Synopsis: “A young girl in Harlem discovers slam poetry as a way to understand her mother’s religion and her own relationship to the world. Xiomara Baptista feels unheard and unable to hide in her Harlem neighborhood. Debut novel of renowned slam poet Elizabeth Acedevo.”
Synopsis: “A bright, poignant, and deeply funny autobiographical account of coming of age as an amputee cancer survivor, from Josh Sundquist: Paralympic ski racer, YouTube star, and motivational speaker.
Josh Sundquist only ever had one girlfriend.
For twenty-three hours.
In eighth grade.
Why was Josh still single? To find out, he tracked down the girls he had tried to date and asked them straight up: What went wrong?”
Synopsis: “From despoiling an exhibit at the Natural History Museum to provoking the ire of her first boss to siccing the cops on her mysterious neighbor, Crosley can do no right despite the best of intentions — or perhaps because of them. Together, these essays create a startlingly funny and revealing portrait of a complex and utterly recognizable character who aims for the stars but hits the ceiling, and the inimitable city that has helped shape who she is.”
Synopsis: “The refreshingly original debut memoir of a guarded, over-achieving, self-lacerating young lawyer who reluctantly agrees to get psychologically and emotionally naked in a room of six complete strangers – her psychotherapy group – and in turn finds human connection, and herself.”
Synopsis: “Covering subjects big and small, and written in an immediate and engaging style, this collection touches on both the personal and political.
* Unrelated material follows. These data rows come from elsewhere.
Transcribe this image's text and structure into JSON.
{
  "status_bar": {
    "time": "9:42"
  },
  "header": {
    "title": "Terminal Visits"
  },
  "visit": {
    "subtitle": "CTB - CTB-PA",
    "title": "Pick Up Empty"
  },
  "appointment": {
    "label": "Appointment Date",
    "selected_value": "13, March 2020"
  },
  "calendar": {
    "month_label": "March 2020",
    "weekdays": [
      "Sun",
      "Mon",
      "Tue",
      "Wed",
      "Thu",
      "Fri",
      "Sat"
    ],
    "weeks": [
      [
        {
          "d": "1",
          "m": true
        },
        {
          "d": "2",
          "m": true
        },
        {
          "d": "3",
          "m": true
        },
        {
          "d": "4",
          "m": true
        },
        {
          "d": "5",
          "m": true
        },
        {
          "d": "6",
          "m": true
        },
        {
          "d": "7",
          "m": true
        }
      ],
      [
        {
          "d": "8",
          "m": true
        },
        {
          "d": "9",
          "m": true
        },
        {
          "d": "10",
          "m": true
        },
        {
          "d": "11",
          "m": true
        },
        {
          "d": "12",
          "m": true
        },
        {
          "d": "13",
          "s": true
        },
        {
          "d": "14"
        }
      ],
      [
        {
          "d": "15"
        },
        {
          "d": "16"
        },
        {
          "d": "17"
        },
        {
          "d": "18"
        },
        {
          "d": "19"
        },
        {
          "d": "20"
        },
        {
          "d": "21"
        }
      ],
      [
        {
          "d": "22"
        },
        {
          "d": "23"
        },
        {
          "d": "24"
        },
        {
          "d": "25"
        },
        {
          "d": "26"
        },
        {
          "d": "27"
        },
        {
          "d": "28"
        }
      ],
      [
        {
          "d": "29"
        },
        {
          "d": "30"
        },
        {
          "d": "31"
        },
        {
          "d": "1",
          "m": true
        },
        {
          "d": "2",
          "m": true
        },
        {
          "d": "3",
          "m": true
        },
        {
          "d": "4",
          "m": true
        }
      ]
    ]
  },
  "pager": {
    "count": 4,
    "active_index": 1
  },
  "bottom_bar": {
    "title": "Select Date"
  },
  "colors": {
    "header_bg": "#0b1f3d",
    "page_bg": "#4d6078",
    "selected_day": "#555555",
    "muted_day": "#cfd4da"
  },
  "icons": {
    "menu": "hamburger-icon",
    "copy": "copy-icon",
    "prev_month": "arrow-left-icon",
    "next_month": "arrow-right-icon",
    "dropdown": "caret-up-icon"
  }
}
Loss, love, and memory are investigated, along with the upheavals of our modern age, the reality of our current predicaments, and the ravages of poverty, racism, and social unrest. Oates skillfully writes characters ranging from a former doctor at a Chinese People’s Liberation Army hospital to Little Albert, a six-month-old infant who took part in a famous study that revealed evidence of classical conditioning in human beings.”